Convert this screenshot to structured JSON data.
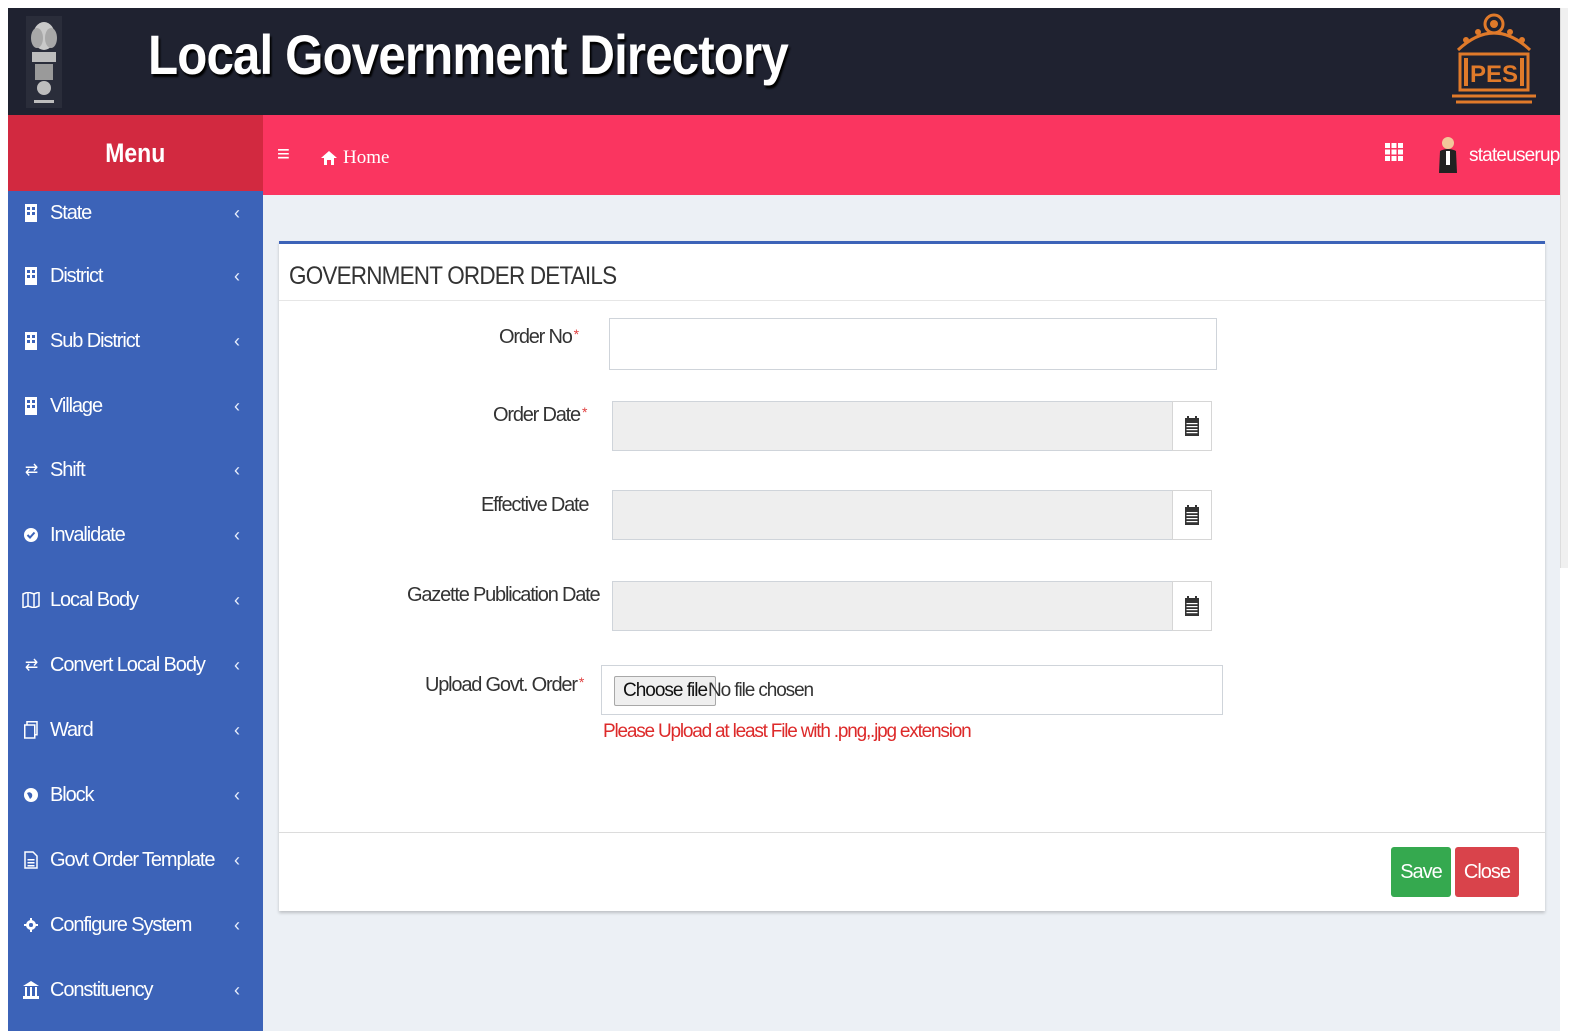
{
  "header": {
    "app_title": "Local Government Directory",
    "logo_text": "PES"
  },
  "menu": {
    "title": "Menu"
  },
  "navbar": {
    "home_label": "Home",
    "username": "stateuserup"
  },
  "sidebar": {
    "items": [
      {
        "label": "State",
        "icon": "building-icon"
      },
      {
        "label": "District",
        "icon": "building-icon"
      },
      {
        "label": "Sub District",
        "icon": "building-icon"
      },
      {
        "label": "Village",
        "icon": "building-icon"
      },
      {
        "label": "Shift",
        "icon": "exchange-icon"
      },
      {
        "label": "Invalidate",
        "icon": "check-circle-icon"
      },
      {
        "label": "Local Body",
        "icon": "map-icon"
      },
      {
        "label": "Convert Local Body",
        "icon": "exchange-icon"
      },
      {
        "label": "Ward",
        "icon": "copy-icon"
      },
      {
        "label": "Block",
        "icon": "globe-icon"
      },
      {
        "label": "Govt Order Template",
        "icon": "file-icon"
      },
      {
        "label": "Configure System",
        "icon": "cog-icon"
      },
      {
        "label": "Constituency",
        "icon": "institution-icon"
      }
    ]
  },
  "form": {
    "title": "GOVERNMENT ORDER DETAILS",
    "order_no_label": "Order No",
    "order_no_value": "",
    "order_date_label": "Order Date",
    "order_date_value": "",
    "effective_date_label": "Effective Date",
    "effective_date_value": "",
    "gazette_date_label": "Gazette Publication Date",
    "gazette_date_value": "",
    "upload_label": "Upload Govt. Order",
    "choose_file_label": "Choose file",
    "no_file_text": "No file chosen",
    "upload_help": "Please Upload at least File with .png,.jpg extension",
    "required_mark": "*",
    "save_label": "Save",
    "close_label": "Close"
  },
  "colors": {
    "topbar": "#1f2230",
    "navbar": "#fa3560",
    "menu_header": "#d22940",
    "sidebar": "#3c63b8",
    "save": "#35a94f",
    "close": "#d9434b",
    "error_text": "#dd2a2a"
  }
}
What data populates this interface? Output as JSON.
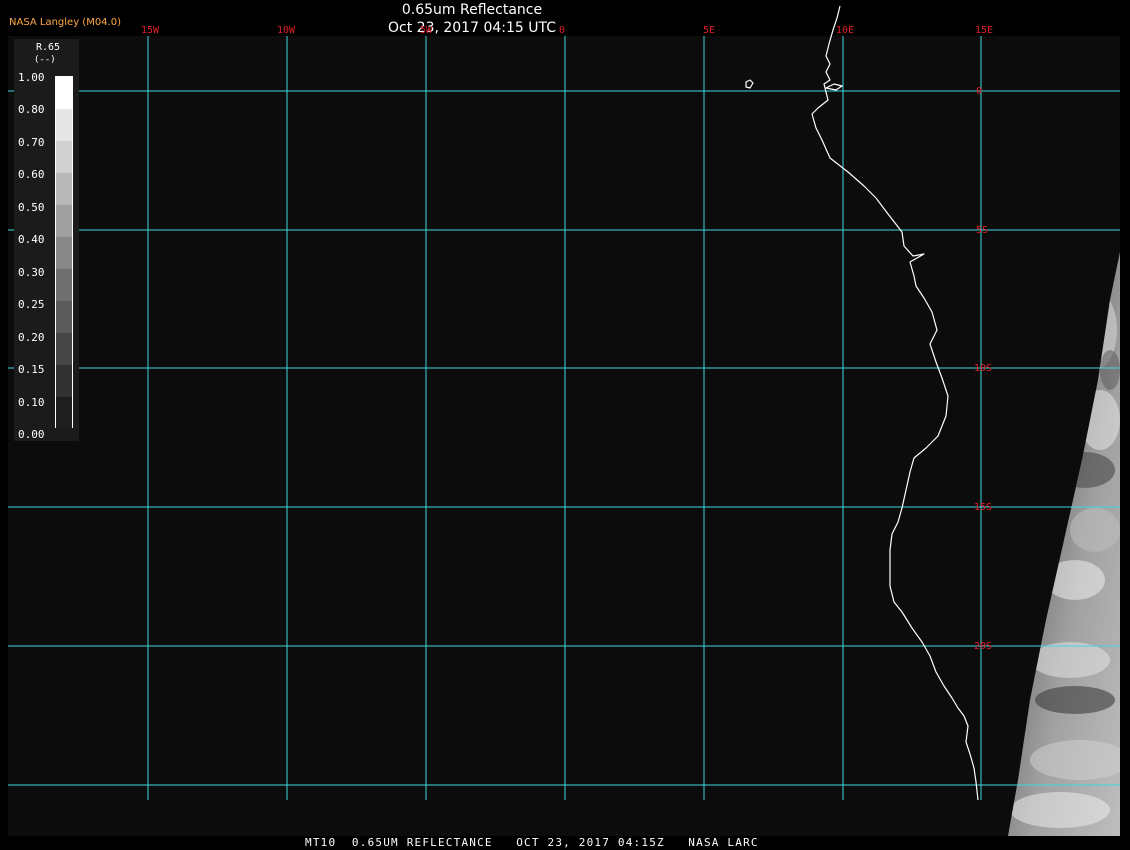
{
  "header": {
    "title": "0.65um Reflectance",
    "timestamp": "Oct 23, 2017 04:15 UTC",
    "brand": "NASA Langley (M04.0)"
  },
  "map": {
    "longitude_labels": [
      "15W",
      "10W",
      "5W",
      "0",
      "5E",
      "10E",
      "15E"
    ],
    "latitude_labels": [
      "0",
      "5S",
      "10S",
      "15S",
      "20S"
    ],
    "colors": {
      "gridline": "#3fd6dc",
      "grid_label": "#e0202a",
      "coastline": "#ffffff",
      "background": "#0c0c0c"
    }
  },
  "legend": {
    "variable": "R.65",
    "unit": "(--)",
    "ticks": [
      "1.00",
      "0.80",
      "0.70",
      "0.60",
      "0.50",
      "0.40",
      "0.30",
      "0.25",
      "0.20",
      "0.15",
      "0.10",
      "0.00"
    ],
    "ramp_colors": [
      "#ffffff",
      "#e6e6e6",
      "#d0d0d0",
      "#b8b8b8",
      "#a0a0a0",
      "#888888",
      "#707070",
      "#5a5a5a",
      "#464646",
      "#323232",
      "#1e1e1e"
    ]
  },
  "footer": {
    "caption": "MT10  0.65UM REFLECTANCE   OCT 23, 2017 04:15Z   NASA LARC"
  }
}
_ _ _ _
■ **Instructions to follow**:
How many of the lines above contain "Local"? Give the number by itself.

■ **Answer**:
3